Wherever the string "JSON" appears in the records, return the line that holds it.
(Material supplied Opens)
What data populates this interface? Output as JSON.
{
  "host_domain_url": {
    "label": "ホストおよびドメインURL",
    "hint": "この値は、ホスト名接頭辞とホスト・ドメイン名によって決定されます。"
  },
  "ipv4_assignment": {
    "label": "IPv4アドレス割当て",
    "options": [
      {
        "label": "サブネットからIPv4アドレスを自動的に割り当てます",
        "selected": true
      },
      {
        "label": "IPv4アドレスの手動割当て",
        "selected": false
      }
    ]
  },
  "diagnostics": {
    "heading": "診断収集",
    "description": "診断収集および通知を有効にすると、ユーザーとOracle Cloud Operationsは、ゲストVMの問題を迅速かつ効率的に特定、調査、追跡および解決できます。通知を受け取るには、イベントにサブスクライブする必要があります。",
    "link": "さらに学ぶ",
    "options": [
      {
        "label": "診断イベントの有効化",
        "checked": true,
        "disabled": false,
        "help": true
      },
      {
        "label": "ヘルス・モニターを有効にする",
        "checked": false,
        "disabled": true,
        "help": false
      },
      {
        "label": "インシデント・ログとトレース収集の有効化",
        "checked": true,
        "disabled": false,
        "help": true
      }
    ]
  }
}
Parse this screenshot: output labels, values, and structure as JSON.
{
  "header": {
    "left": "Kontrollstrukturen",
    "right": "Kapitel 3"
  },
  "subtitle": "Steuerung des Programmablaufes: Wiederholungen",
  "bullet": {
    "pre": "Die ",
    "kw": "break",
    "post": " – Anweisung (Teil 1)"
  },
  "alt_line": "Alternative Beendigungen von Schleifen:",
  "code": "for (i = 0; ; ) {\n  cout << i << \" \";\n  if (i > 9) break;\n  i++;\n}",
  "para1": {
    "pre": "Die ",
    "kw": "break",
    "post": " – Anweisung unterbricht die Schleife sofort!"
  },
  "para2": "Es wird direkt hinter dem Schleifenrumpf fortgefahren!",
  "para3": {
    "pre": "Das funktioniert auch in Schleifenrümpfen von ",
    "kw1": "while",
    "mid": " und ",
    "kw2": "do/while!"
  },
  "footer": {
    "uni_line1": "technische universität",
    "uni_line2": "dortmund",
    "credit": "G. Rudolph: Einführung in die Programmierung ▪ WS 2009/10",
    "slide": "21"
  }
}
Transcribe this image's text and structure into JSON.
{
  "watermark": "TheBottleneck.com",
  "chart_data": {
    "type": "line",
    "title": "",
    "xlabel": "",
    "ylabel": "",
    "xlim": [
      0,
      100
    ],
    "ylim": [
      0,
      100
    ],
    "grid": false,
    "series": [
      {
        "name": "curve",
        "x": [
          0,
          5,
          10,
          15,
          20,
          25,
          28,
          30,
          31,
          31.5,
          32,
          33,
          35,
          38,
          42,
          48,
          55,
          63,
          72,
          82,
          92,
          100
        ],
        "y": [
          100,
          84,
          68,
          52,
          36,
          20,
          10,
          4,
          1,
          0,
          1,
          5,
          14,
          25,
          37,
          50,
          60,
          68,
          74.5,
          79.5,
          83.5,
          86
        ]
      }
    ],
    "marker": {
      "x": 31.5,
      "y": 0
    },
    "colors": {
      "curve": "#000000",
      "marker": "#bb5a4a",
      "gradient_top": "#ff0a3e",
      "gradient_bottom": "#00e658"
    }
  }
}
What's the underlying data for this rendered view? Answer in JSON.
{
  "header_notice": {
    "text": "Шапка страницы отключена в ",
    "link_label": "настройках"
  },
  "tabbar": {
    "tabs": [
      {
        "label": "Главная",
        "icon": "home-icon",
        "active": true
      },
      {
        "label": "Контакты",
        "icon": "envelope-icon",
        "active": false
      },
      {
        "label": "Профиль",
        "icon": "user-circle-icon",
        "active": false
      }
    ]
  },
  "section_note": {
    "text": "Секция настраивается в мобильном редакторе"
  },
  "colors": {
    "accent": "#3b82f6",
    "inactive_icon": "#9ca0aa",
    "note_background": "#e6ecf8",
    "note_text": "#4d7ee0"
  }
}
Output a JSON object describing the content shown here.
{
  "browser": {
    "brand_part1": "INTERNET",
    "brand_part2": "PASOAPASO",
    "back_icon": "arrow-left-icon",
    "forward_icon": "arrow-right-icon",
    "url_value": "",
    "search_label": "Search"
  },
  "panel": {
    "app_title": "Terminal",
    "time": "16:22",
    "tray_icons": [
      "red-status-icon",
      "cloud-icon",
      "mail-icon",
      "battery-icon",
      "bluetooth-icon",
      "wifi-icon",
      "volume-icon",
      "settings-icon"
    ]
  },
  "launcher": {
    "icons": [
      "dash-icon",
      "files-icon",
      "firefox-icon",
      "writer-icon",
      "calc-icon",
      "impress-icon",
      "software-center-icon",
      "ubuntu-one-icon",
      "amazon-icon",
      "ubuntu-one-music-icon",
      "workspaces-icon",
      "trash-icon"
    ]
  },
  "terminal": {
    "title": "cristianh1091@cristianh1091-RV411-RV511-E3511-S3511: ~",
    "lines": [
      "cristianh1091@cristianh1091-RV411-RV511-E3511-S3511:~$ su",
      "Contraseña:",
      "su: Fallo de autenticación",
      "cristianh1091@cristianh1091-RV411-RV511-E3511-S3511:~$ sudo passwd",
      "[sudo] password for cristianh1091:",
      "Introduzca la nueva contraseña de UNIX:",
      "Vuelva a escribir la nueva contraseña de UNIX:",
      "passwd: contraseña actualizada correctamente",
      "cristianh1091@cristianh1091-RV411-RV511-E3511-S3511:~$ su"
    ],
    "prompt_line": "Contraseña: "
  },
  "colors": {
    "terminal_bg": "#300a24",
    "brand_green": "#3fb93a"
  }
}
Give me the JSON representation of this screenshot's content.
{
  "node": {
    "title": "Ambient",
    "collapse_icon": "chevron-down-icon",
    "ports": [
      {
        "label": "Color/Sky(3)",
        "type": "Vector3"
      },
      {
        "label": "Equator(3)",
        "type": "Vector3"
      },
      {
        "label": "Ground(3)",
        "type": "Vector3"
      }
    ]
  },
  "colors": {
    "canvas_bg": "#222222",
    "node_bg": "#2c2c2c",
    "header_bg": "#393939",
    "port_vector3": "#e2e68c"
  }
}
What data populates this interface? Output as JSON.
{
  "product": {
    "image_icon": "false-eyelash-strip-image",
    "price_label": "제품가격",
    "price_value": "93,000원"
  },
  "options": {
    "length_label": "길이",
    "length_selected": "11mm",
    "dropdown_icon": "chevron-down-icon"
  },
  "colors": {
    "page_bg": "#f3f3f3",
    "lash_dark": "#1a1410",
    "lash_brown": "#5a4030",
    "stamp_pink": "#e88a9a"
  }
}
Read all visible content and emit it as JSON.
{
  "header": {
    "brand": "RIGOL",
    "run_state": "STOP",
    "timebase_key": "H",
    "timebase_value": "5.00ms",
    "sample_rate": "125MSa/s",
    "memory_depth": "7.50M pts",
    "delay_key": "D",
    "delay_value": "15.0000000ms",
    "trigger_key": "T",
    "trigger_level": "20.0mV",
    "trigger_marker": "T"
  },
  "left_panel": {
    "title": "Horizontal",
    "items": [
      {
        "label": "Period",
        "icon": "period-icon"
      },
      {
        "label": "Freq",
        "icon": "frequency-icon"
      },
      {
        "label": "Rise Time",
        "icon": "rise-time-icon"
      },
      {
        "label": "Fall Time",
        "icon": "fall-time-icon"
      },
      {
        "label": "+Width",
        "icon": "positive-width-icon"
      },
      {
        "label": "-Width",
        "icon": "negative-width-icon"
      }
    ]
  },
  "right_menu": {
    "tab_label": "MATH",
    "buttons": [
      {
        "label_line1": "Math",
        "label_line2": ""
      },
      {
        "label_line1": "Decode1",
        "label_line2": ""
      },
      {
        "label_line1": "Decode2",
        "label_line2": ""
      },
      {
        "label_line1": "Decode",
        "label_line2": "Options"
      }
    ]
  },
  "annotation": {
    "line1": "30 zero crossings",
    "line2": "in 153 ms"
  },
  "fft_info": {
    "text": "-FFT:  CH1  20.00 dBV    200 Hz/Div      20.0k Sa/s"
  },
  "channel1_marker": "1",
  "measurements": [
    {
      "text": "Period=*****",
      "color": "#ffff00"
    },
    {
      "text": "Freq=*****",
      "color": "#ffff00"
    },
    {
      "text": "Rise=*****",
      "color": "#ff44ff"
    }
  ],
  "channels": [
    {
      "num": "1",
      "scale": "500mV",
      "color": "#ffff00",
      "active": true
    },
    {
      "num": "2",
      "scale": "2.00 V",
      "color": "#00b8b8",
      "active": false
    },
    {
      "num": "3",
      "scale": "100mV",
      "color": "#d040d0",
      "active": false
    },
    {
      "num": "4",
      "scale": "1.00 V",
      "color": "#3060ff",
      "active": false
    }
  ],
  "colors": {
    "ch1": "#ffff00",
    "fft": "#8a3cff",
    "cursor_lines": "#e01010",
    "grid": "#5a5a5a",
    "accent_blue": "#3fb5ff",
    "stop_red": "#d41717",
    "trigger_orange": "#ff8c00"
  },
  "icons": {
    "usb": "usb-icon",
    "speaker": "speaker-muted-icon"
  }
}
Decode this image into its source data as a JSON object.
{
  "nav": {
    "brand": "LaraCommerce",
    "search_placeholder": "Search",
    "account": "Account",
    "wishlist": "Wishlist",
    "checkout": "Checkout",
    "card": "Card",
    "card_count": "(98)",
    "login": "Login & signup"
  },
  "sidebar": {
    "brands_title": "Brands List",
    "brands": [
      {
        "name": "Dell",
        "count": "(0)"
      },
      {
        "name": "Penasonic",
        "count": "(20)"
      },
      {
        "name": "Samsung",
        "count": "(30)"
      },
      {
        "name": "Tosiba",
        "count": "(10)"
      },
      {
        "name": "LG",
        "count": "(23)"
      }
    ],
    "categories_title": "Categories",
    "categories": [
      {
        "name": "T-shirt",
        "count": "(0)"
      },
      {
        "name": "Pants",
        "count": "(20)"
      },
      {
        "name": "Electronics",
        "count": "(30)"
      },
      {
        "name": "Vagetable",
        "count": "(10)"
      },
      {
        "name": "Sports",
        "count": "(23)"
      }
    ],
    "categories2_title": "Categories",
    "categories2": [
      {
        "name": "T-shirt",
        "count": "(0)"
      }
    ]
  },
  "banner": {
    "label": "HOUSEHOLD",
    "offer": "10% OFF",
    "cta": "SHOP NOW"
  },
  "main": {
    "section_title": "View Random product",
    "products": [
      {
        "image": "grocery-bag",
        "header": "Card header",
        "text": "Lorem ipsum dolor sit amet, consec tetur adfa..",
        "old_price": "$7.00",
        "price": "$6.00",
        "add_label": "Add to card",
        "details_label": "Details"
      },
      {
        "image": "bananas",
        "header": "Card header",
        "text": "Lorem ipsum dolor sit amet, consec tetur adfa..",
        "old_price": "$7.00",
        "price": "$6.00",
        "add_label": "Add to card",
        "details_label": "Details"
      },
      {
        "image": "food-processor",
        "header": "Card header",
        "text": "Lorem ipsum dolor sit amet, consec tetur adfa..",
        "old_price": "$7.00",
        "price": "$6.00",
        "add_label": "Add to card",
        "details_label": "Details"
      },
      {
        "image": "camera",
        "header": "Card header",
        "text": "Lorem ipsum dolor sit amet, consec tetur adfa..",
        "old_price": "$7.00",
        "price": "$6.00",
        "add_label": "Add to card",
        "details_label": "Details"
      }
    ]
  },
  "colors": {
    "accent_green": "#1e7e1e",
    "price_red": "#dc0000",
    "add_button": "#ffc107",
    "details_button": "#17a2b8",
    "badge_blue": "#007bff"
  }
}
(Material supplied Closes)
## [Answer box]
What data populates this interface? Output as JSON.
Parse this screenshot: output labels, values, and structure as JSON.
Transcribe this image's text and structure into JSON.
What's the underlying data for this rendered view? Answer in JSON.
Output a JSON object describing the content shown here.
Give me the JSON representation of this screenshot's content.
What data populates this interface? Output as JSON.
Read all visible content and emit it as JSON.
Decode this image into its source data as a JSON object.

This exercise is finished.